The University of Notre Dame’s recently announced $400 million Campus Crossroads Project proposes splicing academic and student activities structures onto the football stadium, with mediating accommodations for potential benefactors. The Project would by design complete the process of establishing a second geographical focus for the university campus. Should the Project become actual, it would be a celebration in stone of the apparent drift of the university over the past three-quarters-century or more. This second geographical focus would be an outward sign of the inward disposition moving the university, willy-nilly, away from one central spiritual and intellectual center to an elliptical orbit about two foci.

That this generalization is more than a mere caricature is at least indirectly evidenced by statements announcing the purpose of the Project. To this evidence more direct and personal testimony might be added. Over the past 7 decades, 11 members of my family, spread across three generations, have attended Notre Dame. Some have even taught here. We have witnessed the drift.

There should be little question of which is tail and which dog in the proposed architectural hybrid. The whole Project might seem to be akin to affixing the Porch of the Stoics or the groves of the New Academy to the walls of the Colosseum. But a more extended and perhaps more appropriate analogy comes to mind.
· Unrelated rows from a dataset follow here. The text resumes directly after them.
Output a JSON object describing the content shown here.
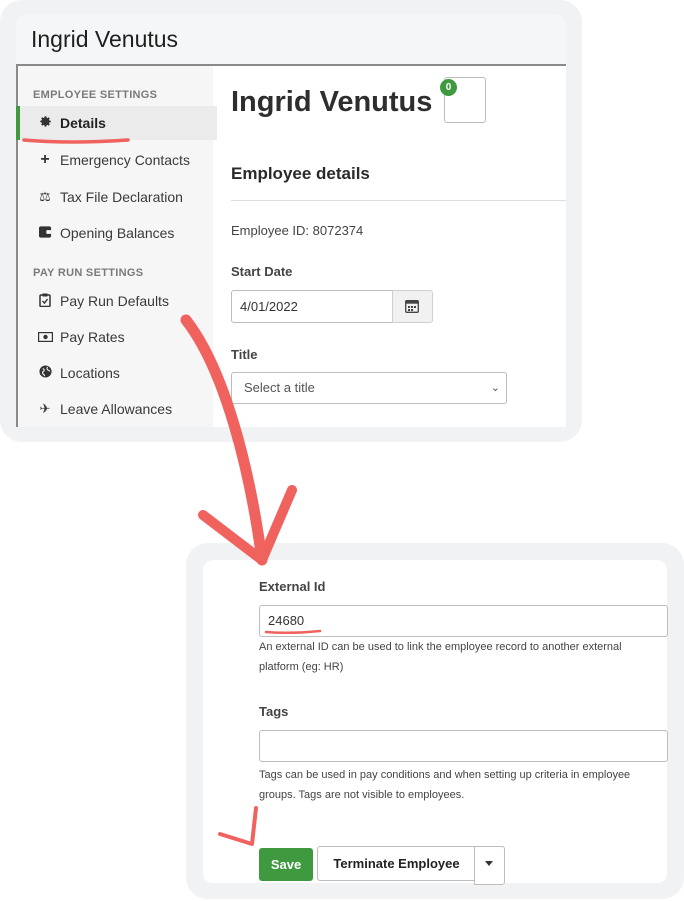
{
  "window": {
    "title": "Ingrid Venutus"
  },
  "sidebar": {
    "employee_settings_label": "EMPLOYEE SETTINGS",
    "pay_run_settings_label": "PAY RUN SETTINGS",
    "items": [
      {
        "label": "Details",
        "icon": "gear-icon",
        "active": true
      },
      {
        "label": "Emergency Contacts",
        "icon": "plus-icon"
      },
      {
        "label": "Tax File Declaration",
        "icon": "scales-icon"
      },
      {
        "label": "Opening Balances",
        "icon": "wallet-icon"
      },
      {
        "label": "Pay Run Defaults",
        "icon": "clipboard-icon"
      },
      {
        "label": "Pay Rates",
        "icon": "money-icon"
      },
      {
        "label": "Locations",
        "icon": "globe-icon"
      },
      {
        "label": "Leave Allowances",
        "icon": "plane-icon"
      }
    ]
  },
  "main": {
    "employee_name": "Ingrid Venutus",
    "badge_count": "0",
    "section_title": "Employee details",
    "employee_id": "Employee ID: 8072374",
    "start_date_label": "Start Date",
    "start_date_value": "4/01/2022",
    "title_label": "Title",
    "title_placeholder": "Select a title"
  },
  "bottom": {
    "external_id_label": "External Id",
    "external_id_value": "24680",
    "external_id_help": "An external ID can be used to link the employee record to another external platform (eg: HR)",
    "tags_label": "Tags",
    "tags_value": "",
    "tags_help": "Tags can be used in pay conditions and when setting up criteria in employee groups. Tags are not visible to employees.",
    "save_label": "Save",
    "terminate_label": "Terminate Employee"
  },
  "colors": {
    "accent_green": "#3f9a3f",
    "annotation_red": "#f0625e"
  }
}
In that peculiar, self-distanced American autobiography, The Education of Henry Adams, a memorable chapter titled “The Dynamo and the Virgin” celebrates the near-fatal irruption into Adams’ psyche of the phenomena of radioactivity and the generation of electrical energy. In the presence of the stories-high dynamos at the Paris International Exhibition of 1900 Adams claims that he found himself lying on the floor with “his historical neck broken by the sudden irruption of forces totally new.” These machines, Adams continues, were a “revelation of mysterious energy like that of the Cross; they were what, in terms of medieval science, were called immediate modes of the divine substance.”

The energy, the power, the sheer force that once emanated from the Virgin and enabled, for example, the construction of the Gothic cathedrals, Adams found transmogrified into or replaced by that force generated in the silently humming forty-foot high dynamos. Mysterious new forces, forces somehow akin to those once infused into man by the Cross and radiating through the Virgin Mary, had been unleashed upon the world, while the cathedrals became museums.

What some fear is that the completion of the Campus Crossroads Project would be, like the Paris Exhibition of 1900, a monumental display of the process of the transmutation or replacement of energy. In this case the segue would be from the Virgin to the dynamic of the commercial-athletic complex, a transmutation perhaps to be epitomized by the installation of a “JumboTron,” the “Feelies” of Brave New World on electronic steroids. Upon the Project’s completion, then, one could briefly traverse in space the traverse in time that Adams felt. One could move from the Grotto (Adams did admit that some Virginal force still seemed to emanate from Lourdes), or a chapel, or the Basilica, seeing and hearing what once dominantly moved the university, to a parking lot next the metastasized stadium and find oneself lying on one’s back, with one’s historical neck broken, feeling what moves it now.

A brief personal observation might be of use here. I believe that I have observed at Notre Dame the sort of evolution of energy that Adams noted in his autobiography. When I was a student at the university in the earliest 50s I had the sense that much of what many faculty members had to transmit to me they had learned on their knees. When I returned to teach late in the next decade I did not have the same sense about my colleagues.

Now the commercial-academic-scientific-technological complex does not recognize the knees as a primary organ of learning. And my sense of change upon returning to Notre Dame might be attributable in part to my having become slightly less naïve in the intervening years. But these years were years of significant change for the university. In this period, for instance, the administration apparently came to what it felt were necessary terms with leading foundations for the sake of increased access to academic affluence. And at the end of this transitional period came the noted Land of Lakes Conference. The Conference was concerned with intractable issues involving academic freedom, university governance and the relation of the Catholic university to the Church. Its “Statement,” though focused on the “nature and role of the contemporary Catholic University,” was not noted to have been issued “ex corde ecclesiae,” shall we say.

Perhaps an institutional drift toward elephantiasis, specialization of function, re-orientation and re-hierarchization of priorities is inevitable at a modern university, even a Catholic one. Perhaps the Land of Lakes “Statement” and the antecedent negotiations with foundations were most prudent. Perhaps the Campus Crossroads Project should be celebrated. Perhaps.

Perhaps we should also recall that, in many traditions, it was at the crossroads, a place “between the worlds,” that suicides were buried.

John Lyon earned his BA and MA from the University of Notre Dame (1954, 1955) in History and Literature and his PhD from the University of Pittsburgh in 1966 in the same subject. He has taught and held administrative posts at Notre Dame with the Program of Liberal Studies and the Graduate Program in the History and Philosophy of Science.